There are many reasons to avoid bookkeeping mistakes. If you don’t, then you will likely spend more time and money fixing flops. In that case, you won’t benefit from trying to do it yourself without proper training. This would not be good business sense. It is well worth the expense of hiring an accounting expert.

Even if you do decide to outsource your accounting to a professional, it is still important to choose a bookkeeper carefully. Otherwise, you may end up paying someone with poor bookkeeping habits. This can put you in the same position you were in before, except with further unnecessary costs.

As a start, make sure the person you hire has the necessary qualifications and experience needed for the job (they should be CPAs, or working for an accounting firm run by CPAs). 

Freelance bookkeepers and part-time accountants can be affordable options!

If you fall in the boat of being a small business owner trying to save on costs by doing your own bookkeeping, there is some good news. You can hire a freelance bookkeeper or part-time accountant. They can help set up your systems, and bill only when you need advice or correction. 

Doing this on a month-to-month basis will save a lot of trouble compared to leaving it to your year-end. Whatever road you decide to take, either to do the bookkeeping yourself, hire an in-house accountant or outsource to an accounting firm, don’t leave this till tax time. Get started on the right path, and you’ll have fewer issues that steal your time later.

Professional accountants and bookkeepers can also help by giving you a personalized, monthly, and year-end checklist of what needs to be done by you. This way, you will be less likely to miss the important steps of closing your books, and less likely to make mistakes.

If you live in the Alberta area, we are Calgary accountants that work as little or as much as businesses need us to. We’d be happy to take a look at your current bookkeeping setup and advise on a strategy from there. Trust us: doing this in advance of tax season is the way to go!

Set up your free, Calgary bookkeeping consultation a.s.a.p!

Disclaimer:

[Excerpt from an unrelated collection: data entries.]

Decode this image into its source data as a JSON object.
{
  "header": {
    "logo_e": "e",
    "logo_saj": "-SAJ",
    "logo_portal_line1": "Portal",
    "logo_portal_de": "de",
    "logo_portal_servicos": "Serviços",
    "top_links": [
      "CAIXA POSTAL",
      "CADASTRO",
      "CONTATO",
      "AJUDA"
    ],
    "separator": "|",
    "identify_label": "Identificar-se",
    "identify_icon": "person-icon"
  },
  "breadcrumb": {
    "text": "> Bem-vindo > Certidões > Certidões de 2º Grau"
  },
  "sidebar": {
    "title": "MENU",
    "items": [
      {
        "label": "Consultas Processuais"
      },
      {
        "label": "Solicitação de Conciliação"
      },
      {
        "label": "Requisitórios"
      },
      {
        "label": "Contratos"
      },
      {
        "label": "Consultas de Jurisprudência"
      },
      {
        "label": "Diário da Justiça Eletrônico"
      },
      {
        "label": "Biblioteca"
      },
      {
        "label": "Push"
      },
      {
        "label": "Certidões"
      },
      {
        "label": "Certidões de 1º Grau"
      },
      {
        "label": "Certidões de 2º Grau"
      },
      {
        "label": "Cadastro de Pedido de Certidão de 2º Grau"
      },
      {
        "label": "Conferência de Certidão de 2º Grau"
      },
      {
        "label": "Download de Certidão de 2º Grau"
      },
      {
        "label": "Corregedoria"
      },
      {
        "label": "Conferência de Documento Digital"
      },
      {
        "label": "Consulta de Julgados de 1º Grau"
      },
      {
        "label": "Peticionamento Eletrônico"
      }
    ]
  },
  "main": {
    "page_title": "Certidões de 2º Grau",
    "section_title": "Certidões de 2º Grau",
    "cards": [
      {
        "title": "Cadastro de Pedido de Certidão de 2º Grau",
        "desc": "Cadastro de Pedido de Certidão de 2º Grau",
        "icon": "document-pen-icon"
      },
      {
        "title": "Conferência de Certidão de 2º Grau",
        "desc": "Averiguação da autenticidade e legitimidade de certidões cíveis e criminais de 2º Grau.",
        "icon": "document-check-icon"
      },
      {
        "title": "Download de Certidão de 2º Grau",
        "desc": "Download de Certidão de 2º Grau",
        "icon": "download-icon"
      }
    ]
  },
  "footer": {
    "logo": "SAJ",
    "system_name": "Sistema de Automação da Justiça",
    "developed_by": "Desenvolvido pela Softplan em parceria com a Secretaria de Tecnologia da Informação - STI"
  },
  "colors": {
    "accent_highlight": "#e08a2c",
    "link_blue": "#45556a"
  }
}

The information in this blog is not intended to provide legal, accounting, or tax advice. It is intended for informational purposes only. You should obtain professional advice from your accountant or lawyer before acting on any information in this blog.